= Work required =
Scan the material that follows. Copy every line containing the word "Meine".

= Records for the exercise =

§ §

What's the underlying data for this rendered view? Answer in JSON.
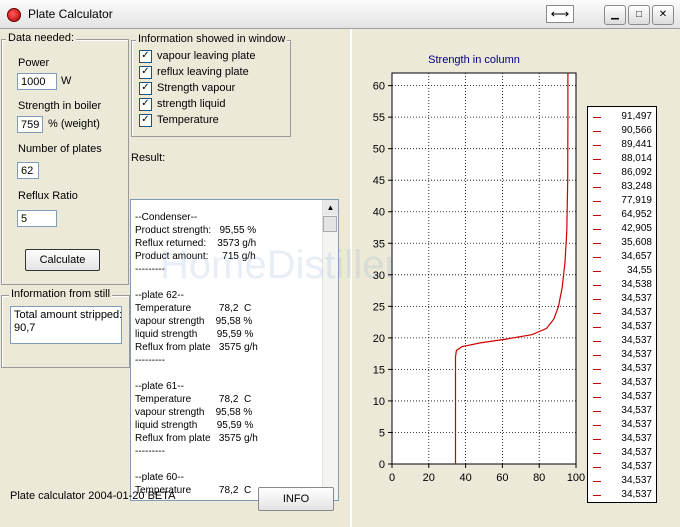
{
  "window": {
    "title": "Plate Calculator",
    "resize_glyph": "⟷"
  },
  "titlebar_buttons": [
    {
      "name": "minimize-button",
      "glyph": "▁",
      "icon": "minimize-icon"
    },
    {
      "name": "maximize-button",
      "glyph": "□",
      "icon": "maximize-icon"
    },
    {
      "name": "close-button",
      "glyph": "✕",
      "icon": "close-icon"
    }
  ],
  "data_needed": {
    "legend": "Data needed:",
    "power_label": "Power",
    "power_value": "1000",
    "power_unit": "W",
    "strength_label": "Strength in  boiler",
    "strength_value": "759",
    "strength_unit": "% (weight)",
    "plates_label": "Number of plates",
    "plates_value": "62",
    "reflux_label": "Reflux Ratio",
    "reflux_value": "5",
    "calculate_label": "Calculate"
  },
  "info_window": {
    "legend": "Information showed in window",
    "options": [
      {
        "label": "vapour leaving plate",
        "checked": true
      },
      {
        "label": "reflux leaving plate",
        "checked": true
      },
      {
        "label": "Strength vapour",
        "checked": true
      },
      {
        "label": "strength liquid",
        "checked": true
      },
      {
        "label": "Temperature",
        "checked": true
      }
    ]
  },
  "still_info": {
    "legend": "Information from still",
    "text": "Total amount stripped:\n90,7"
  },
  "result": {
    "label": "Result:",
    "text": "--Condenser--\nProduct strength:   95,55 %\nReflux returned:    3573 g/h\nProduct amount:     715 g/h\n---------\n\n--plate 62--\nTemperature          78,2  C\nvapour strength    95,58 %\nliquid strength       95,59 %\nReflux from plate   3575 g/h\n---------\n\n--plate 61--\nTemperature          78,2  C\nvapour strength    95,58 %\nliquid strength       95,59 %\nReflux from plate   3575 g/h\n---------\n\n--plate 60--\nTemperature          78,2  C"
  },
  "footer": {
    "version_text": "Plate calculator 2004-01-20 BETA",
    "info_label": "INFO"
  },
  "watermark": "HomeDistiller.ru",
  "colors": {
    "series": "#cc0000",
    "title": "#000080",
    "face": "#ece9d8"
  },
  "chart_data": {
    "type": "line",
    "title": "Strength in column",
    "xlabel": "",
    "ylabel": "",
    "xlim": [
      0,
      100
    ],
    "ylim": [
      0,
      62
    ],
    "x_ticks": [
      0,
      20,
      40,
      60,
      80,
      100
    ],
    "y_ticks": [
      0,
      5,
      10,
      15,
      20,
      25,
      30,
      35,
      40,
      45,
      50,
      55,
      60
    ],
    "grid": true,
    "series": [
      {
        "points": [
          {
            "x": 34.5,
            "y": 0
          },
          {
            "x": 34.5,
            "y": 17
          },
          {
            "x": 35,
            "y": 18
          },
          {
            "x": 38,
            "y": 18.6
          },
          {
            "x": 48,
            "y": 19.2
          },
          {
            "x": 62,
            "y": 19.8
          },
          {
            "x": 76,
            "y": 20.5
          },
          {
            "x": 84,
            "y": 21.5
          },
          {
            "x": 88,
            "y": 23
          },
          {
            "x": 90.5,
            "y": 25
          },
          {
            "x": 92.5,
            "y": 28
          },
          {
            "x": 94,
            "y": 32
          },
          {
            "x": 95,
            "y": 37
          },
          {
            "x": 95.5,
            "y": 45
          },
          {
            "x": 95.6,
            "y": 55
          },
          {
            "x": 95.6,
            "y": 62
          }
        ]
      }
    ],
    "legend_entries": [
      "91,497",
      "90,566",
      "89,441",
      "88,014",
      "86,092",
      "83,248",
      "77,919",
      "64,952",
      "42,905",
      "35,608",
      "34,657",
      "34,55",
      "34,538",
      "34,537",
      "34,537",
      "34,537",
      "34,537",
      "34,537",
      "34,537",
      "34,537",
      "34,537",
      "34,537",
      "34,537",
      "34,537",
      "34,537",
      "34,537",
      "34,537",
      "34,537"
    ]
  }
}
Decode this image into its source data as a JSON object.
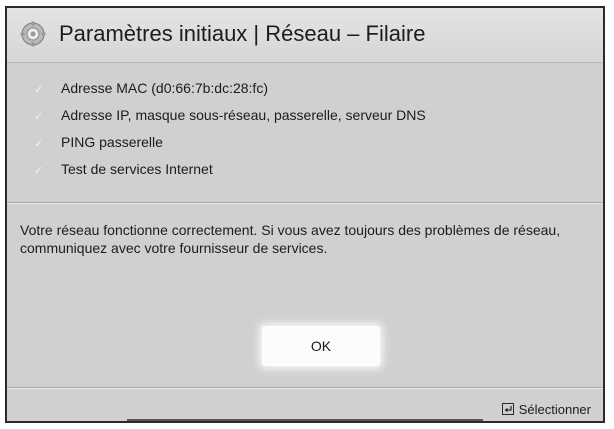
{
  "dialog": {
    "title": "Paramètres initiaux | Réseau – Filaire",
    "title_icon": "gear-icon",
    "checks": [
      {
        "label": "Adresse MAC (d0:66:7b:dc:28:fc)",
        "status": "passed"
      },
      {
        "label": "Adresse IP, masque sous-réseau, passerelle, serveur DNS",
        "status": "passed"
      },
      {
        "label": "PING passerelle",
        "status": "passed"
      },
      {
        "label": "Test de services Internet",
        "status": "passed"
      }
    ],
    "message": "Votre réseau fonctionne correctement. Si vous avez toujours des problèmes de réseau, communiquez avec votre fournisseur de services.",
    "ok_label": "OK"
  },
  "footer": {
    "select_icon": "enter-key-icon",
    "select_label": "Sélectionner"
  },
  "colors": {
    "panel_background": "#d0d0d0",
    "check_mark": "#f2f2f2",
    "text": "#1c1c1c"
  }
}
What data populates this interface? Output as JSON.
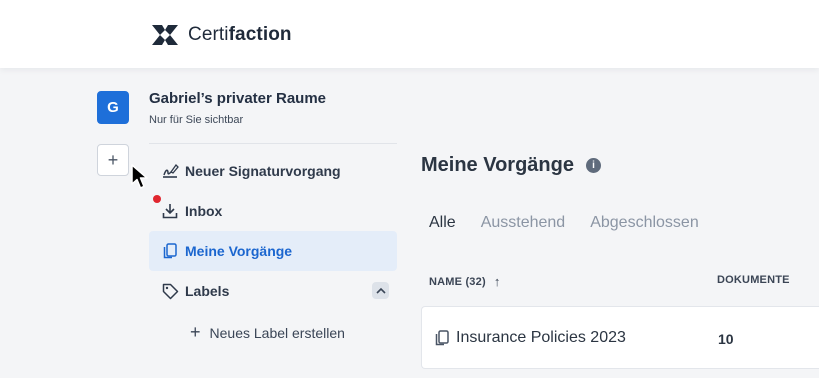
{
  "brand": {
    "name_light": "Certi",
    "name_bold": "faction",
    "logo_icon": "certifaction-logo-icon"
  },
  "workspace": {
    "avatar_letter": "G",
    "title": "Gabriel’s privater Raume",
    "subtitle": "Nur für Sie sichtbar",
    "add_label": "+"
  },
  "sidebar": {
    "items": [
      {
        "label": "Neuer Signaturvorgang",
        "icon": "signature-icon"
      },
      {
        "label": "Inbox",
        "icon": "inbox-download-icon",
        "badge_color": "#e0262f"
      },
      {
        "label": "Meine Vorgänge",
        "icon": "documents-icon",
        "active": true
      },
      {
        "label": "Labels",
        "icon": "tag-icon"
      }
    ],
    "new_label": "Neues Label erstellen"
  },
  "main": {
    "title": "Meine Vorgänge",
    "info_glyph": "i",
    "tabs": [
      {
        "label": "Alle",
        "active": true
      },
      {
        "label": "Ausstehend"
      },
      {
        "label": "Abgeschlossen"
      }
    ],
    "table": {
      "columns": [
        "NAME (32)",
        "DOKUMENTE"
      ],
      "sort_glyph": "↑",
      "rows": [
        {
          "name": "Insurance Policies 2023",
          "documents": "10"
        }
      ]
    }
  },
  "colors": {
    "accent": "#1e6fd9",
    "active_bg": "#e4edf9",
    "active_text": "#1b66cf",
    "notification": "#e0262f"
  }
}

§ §

= Exercise solution =
        "label": "Meine Vorgänge",
    "title": "Meine Vorgänge",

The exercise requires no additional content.